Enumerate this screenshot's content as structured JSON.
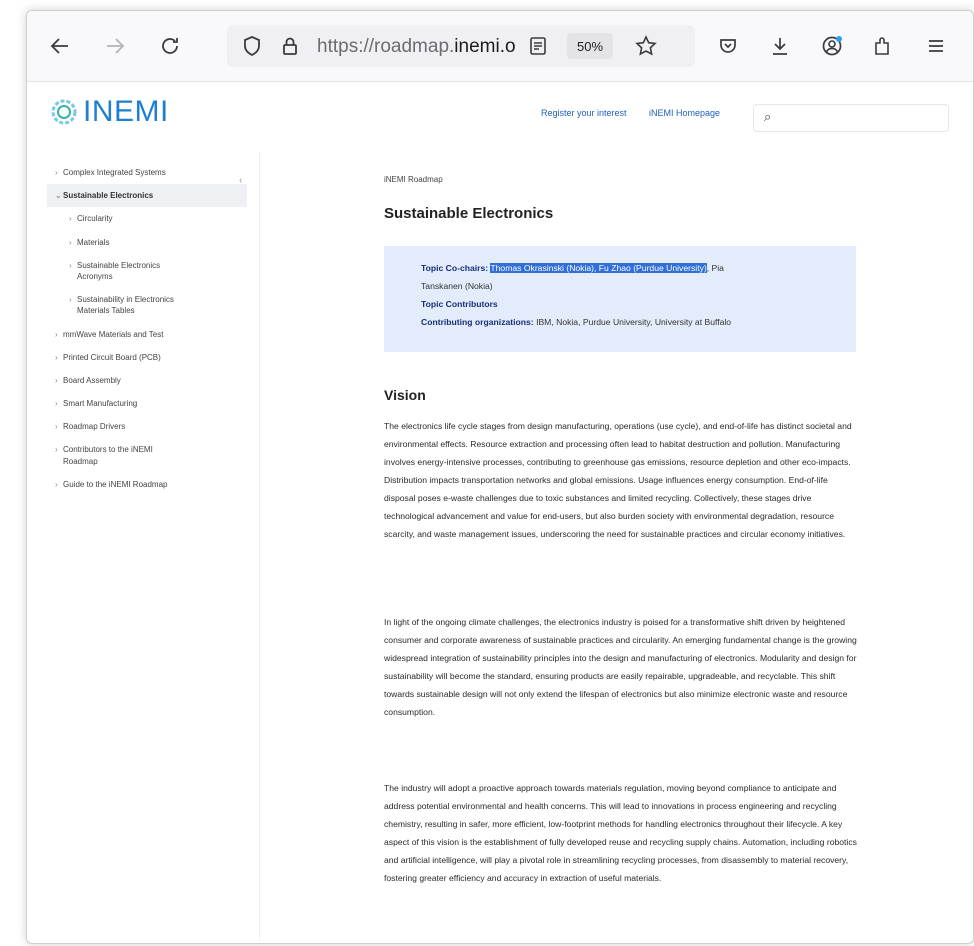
{
  "browser": {
    "url_prefix": "https://roadmap.",
    "url_domain": "inemi.o",
    "zoom": "50%"
  },
  "header": {
    "logo": "INEMI",
    "links": [
      "Register your interest",
      "iNEMI Homepage"
    ],
    "search_placeholder": ""
  },
  "sidebar": {
    "items": [
      {
        "label": "Complex Integrated Systems",
        "level": 0
      },
      {
        "label": "Sustainable Electronics",
        "level": 0,
        "active": true
      },
      {
        "label": "Circularity",
        "level": 1
      },
      {
        "label": "Materials",
        "level": 1
      },
      {
        "label": "Sustainable Electronics Acronyms",
        "level": 1
      },
      {
        "label": "Sustainability in Electronics Materials Tables",
        "level": 1
      },
      {
        "label": "mmWave Materials and Test",
        "level": 0
      },
      {
        "label": "Printed Circuit Board (PCB)",
        "level": 0
      },
      {
        "label": "Board Assembly",
        "level": 0
      },
      {
        "label": "Smart Manufacturing",
        "level": 0
      },
      {
        "label": "Roadmap Drivers",
        "level": 0
      },
      {
        "label": "Contributors to the iNEMI Roadmap",
        "level": 0
      },
      {
        "label": "Guide to the iNEMI Roadmap",
        "level": 0
      }
    ]
  },
  "main": {
    "breadcrumb": "iNEMI Roadmap",
    "title": "Sustainable Electronics",
    "co_chairs_label": "Topic Co-chairs:",
    "co_chairs_highlighted": "Thomas Okrasinski (Nokia), Fu Zhao (Purdue University)",
    "co_chairs_rest": ", Pia",
    "co_chairs_line2": "Tanskanen (Nokia)",
    "contributors_label": "Topic Contributors",
    "orgs_label": "Contributing organizations:",
    "orgs_value": "IBM, Nokia, Purdue University, University at Buffalo",
    "vision_title": "Vision",
    "paragraphs": [
      "The electronics life cycle stages from design manufacturing, operations (use cycle), and end-of-life has distinct societal and environmental effects. Resource extraction and processing often lead to habitat destruction and pollution. Manufacturing involves energy-intensive processes, contributing to greenhouse gas emissions, resource depletion and other eco-impacts. Distribution impacts transportation networks and global emissions. Usage influences energy consumption. End-of-life disposal poses e-waste challenges due to toxic substances and limited recycling. Collectively, these stages drive technological advancement and value for end-users, but also burden society with environmental degradation, resource scarcity, and waste management issues, underscoring the need for sustainable practices and circular economy initiatives.",
      "In light of the ongoing climate challenges, the electronics industry is poised for a transformative shift driven by heightened consumer and corporate awareness of sustainable practices and circularity. An emerging fundamental change is the growing widespread integration of sustainability principles into the design and manufacturing of electronics. Modularity and design for sustainability will become the standard, ensuring products are easily repairable, upgradeable, and recyclable. This shift towards sustainable design will not only extend the lifespan of electronics but also minimize electronic waste and resource consumption.",
      "The industry will adopt a proactive approach towards materials regulation, moving beyond compliance to anticipate and address potential environmental and health concerns. This will lead to innovations in process engineering and recycling chemistry, resulting in safer, more efficient, low-footprint methods for handling electronics throughout their lifecycle. A key aspect of this vision is the establishment of fully developed reuse and recycling supply chains. Automation, including robotics and artificial intelligence, will play a pivotal role in streamlining recycling processes, from disassembly to material recovery, fostering greater efficiency and accuracy in extraction of useful materials."
    ]
  }
}
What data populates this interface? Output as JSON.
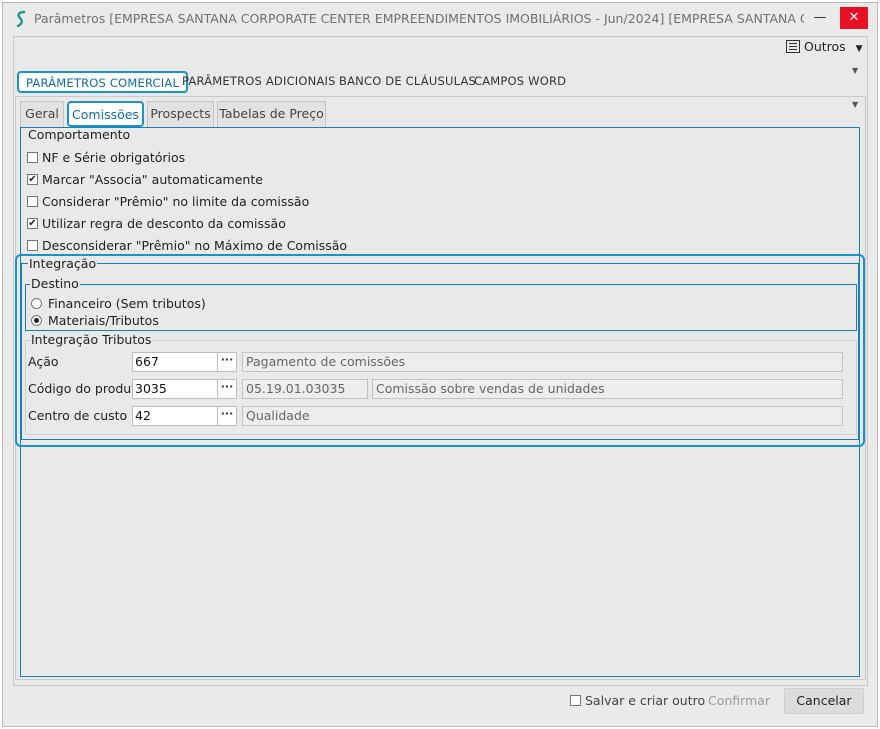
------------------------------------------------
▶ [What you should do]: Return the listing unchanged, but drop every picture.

▶ [Result of this task]:
Enumerate this screenshot's content as structured JSON.
{
  "browser": {
    "url_prefix": "https://roadmap.",
    "url_domain": "inemi.o",
    "zoom": "50%"
  },
  "header": {
    "logo": "INEMI",
    "links": [
      "Register your interest",
      "iNEMI Homepage"
    ],
    "search_placeholder": ""
  },
  "sidebar": {
    "items": [
      {
        "label": "Complex Integrated Systems",
        "level": 0
      },
      {
        "label": "Sustainable Electronics",
        "level": 0,
        "active": true
      },
      {
        "label": "Circularity",
        "level": 1
      },
      {
        "label": "Materials",
        "level": 1
      },
      {
        "label": "Sustainable Electronics Acronyms",
        "level": 1
      },
      {
        "label": "Sustainability in Electronics Materials Tables",
        "level": 1
      },
      {
        "label": "mmWave Materials and Test",
        "level": 0
      },
      {
        "label": "Printed Circuit Board (PCB)",
        "level": 0
      },
      {
        "label": "Board Assembly",
        "level": 0
      },
      {
        "label": "Smart Manufacturing",
        "level": 0
      },
      {
        "label": "Roadmap Drivers",
        "level": 0
      },
      {
        "label": "Contributors to the iNEMI Roadmap",
        "level": 0
      },
      {
        "label": "Guide to the iNEMI Roadmap",
        "level": 0
      }
    ]
  },
  "main": {
    "breadcrumb": "iNEMI Roadmap",
    "title": "Sustainable Electronics",
    "co_chairs_label": "Topic Co-chairs:",
    "co_chairs_highlighted": "Thomas Okrasinski (Nokia), Fu Zhao (Purdue University)",
    "co_chairs_rest": ", Pia",
    "co_chairs_line2": "Tanskanen (Nokia)",
    "contributors_label": "Topic Contributors",
    "orgs_label": "Contributing organizations:",
    "orgs_value": "IBM, Nokia, Purdue University, University at Buffalo",
    "vision_title": "Vision",
    "paragraphs": [
      "The electronics life cycle stages from design manufacturing, operations (use cycle), and end-of-life has distinct societal and environmental effects. Resource extraction and processing often lead to habitat destruction and pollution. Manufacturing involves energy-intensive processes, contributing to greenhouse gas emissions, resource depletion and other eco-impacts. Distribution impacts transportation networks and global emissions. Usage influences energy consumption. End-of-life disposal poses e-waste challenges due to toxic substances and limited recycling. Collectively, these stages drive technological advancement and value for end-users, but also burden society with environmental degradation, resource scarcity, and waste management issues, underscoring the need for sustainable practices and circular economy initiatives.",
      "In light of the ongoing climate challenges, the electronics industry is poised for a transformative shift driven by heightened consumer and corporate awareness of sustainable practices and circularity. An emerging fundamental change is the growing widespread integration of sustainability principles into the design and manufacturing of electronics. Modularity and design for sustainability will become the standard, ensuring products are easily repairable, upgradeable, and recyclable. This shift towards sustainable design will not only extend the lifespan of electronics but also minimize electronic waste and resource consumption.",
      "The industry will adopt a proactive approach towards materials regulation, moving beyond compliance to anticipate and address potential environmental and health concerns. This will lead to innovations in process engineering and recycling chemistry, resulting in safer, more efficient, low-footprint methods for handling electronics throughout their lifecycle. A key aspect of this vision is the establishment of fully developed reuse and recycling supply chains. Automation, including robotics and artificial intelligence, will play a pivotal role in streamlining recycling processes, from disassembly to material recovery, fostering greater efficiency and accuracy in extraction of useful materials."
    ]
  }
}
What data populates this interface? Output as JSON.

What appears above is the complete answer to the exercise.